• Exercise objective:
Copy out the full set of records. Keep every word the same.

-- Opening Marker --

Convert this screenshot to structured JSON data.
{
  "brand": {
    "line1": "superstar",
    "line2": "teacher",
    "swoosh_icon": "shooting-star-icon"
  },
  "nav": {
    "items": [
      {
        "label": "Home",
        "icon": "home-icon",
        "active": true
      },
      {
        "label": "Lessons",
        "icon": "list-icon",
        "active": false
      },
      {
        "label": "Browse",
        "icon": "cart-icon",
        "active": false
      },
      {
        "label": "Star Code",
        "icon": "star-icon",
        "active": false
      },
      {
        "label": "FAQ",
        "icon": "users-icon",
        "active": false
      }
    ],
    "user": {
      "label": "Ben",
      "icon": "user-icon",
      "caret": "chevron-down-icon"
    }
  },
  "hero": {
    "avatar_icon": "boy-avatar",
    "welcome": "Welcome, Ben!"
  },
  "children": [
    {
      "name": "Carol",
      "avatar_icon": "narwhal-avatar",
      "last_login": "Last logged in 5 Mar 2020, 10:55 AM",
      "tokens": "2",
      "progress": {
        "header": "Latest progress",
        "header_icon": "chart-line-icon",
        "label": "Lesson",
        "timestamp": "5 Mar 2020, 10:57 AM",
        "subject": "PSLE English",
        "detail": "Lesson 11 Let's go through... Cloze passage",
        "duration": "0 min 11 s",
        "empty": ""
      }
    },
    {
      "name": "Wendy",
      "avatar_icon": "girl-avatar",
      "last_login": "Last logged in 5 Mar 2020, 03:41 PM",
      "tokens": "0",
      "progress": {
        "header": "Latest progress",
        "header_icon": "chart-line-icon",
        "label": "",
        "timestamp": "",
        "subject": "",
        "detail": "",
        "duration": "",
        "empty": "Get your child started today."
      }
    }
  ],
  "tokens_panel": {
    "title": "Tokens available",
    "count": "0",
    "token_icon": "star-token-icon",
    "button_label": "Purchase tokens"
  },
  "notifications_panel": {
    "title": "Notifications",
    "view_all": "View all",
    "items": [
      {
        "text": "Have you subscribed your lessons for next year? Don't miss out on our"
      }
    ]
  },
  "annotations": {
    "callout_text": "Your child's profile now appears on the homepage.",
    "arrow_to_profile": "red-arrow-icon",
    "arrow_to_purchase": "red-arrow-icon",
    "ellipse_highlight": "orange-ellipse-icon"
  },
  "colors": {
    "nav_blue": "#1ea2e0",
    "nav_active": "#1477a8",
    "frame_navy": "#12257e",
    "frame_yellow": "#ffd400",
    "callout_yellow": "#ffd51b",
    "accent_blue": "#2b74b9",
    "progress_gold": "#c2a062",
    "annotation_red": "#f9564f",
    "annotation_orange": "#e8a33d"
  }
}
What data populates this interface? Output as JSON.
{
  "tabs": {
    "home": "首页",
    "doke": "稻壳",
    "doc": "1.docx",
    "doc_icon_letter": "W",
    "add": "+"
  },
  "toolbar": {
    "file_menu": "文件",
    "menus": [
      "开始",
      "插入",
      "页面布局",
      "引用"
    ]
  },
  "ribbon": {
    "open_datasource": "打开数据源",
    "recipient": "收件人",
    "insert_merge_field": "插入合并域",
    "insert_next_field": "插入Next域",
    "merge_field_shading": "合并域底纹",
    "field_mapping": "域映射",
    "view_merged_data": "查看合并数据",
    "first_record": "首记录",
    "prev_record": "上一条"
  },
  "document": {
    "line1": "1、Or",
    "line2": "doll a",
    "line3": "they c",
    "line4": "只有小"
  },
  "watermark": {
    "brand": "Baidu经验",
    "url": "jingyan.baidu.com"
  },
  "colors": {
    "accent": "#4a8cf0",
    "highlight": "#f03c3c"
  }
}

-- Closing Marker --

• Expected answer:
Convert this screenshot to structured JSON data.
{
  "brand": {
    "line1": "superstar",
    "line2": "teacher",
    "swoosh_icon": "shooting-star-icon"
  },
  "nav": {
    "items": [
      {
        "label": "Home",
        "icon": "home-icon",
        "active": true
      },
      {
        "label": "Lessons",
        "icon": "list-icon",
        "active": false
      },
      {
        "label": "Browse",
        "icon": "cart-icon",
        "active": false
      },
      {
        "label": "Star Code",
        "icon": "star-icon",
        "active": false
      },
      {
        "label": "FAQ",
        "icon": "users-icon",
        "active": false
      }
    ],
    "user": {
      "label": "Ben",
      "icon": "user-icon",
      "caret": "chevron-down-icon"
    }
  },
  "hero": {
    "avatar_icon": "boy-avatar",
    "welcome": "Welcome, Ben!"
  },
  "children": [
    {
      "name": "Carol",
      "avatar_icon": "narwhal-avatar",
      "last_login": "Last logged in 5 Mar 2020, 10:55 AM",
      "tokens": "2",
      "progress": {
        "header": "Latest progress",
        "header_icon": "chart-line-icon",
        "label": "Lesson",
        "timestamp": "5 Mar 2020, 10:57 AM",
        "subject": "PSLE English",
        "detail": "Lesson 11 Let's go through... Cloze passage",
        "duration": "0 min 11 s",
        "empty": ""
      }
    },
    {
      "name": "Wendy",
      "avatar_icon": "girl-avatar",
      "last_login": "Last logged in 5 Mar 2020, 03:41 PM",
      "tokens": "0",
      "progress": {
        "header": "Latest progress",
        "header_icon": "chart-line-icon",
        "label": "",
        "timestamp": "",
        "subject": "",
        "detail": "",
        "duration": "",
        "empty": "Get your child started today."
      }
    }
  ],
  "tokens_panel": {
    "title": "Tokens available",
    "count": "0",
    "token_icon": "star-token-icon",
    "button_label": "Purchase tokens"
  },
  "notifications_panel": {
    "title": "Notifications",
    "view_all": "View all",
    "items": [
      {
        "text": "Have you subscribed your lessons for next year? Don't miss out on our"
      }
    ]
  },
  "annotations": {
    "callout_text": "Your child's profile now appears on the homepage.",
    "arrow_to_profile": "red-arrow-icon",
    "arrow_to_purchase": "red-arrow-icon",
    "ellipse_highlight": "orange-ellipse-icon"
  },
  "colors": {
    "nav_blue": "#1ea2e0",
    "nav_active": "#1477a8",
    "frame_navy": "#12257e",
    "frame_yellow": "#ffd400",
    "callout_yellow": "#ffd51b",
    "accent_blue": "#2b74b9",
    "progress_gold": "#c2a062",
    "annotation_red": "#f9564f",
    "annotation_orange": "#e8a33d"
  }
}
What data populates this interface? Output as JSON.
{
  "tabs": {
    "home": "首页",
    "doke": "稻壳",
    "doc": "1.docx",
    "doc_icon_letter": "W",
    "add": "+"
  },
  "toolbar": {
    "file_menu": "文件",
    "menus": [
      "开始",
      "插入",
      "页面布局",
      "引用"
    ]
  },
  "ribbon": {
    "open_datasource": "打开数据源",
    "recipient": "收件人",
    "insert_merge_field": "插入合并域",
    "insert_next_field": "插入Next域",
    "merge_field_shading": "合并域底纹",
    "field_mapping": "域映射",
    "view_merged_data": "查看合并数据",
    "first_record": "首记录",
    "prev_record": "上一条"
  },
  "document": {
    "line1": "1、Or",
    "line2": "doll a",
    "line3": "they c",
    "line4": "只有小"
  },
  "watermark": {
    "brand": "Baidu经验",
    "url": "jingyan.baidu.com"
  },
  "colors": {
    "accent": "#4a8cf0",
    "highlight": "#f03c3c"
  }
}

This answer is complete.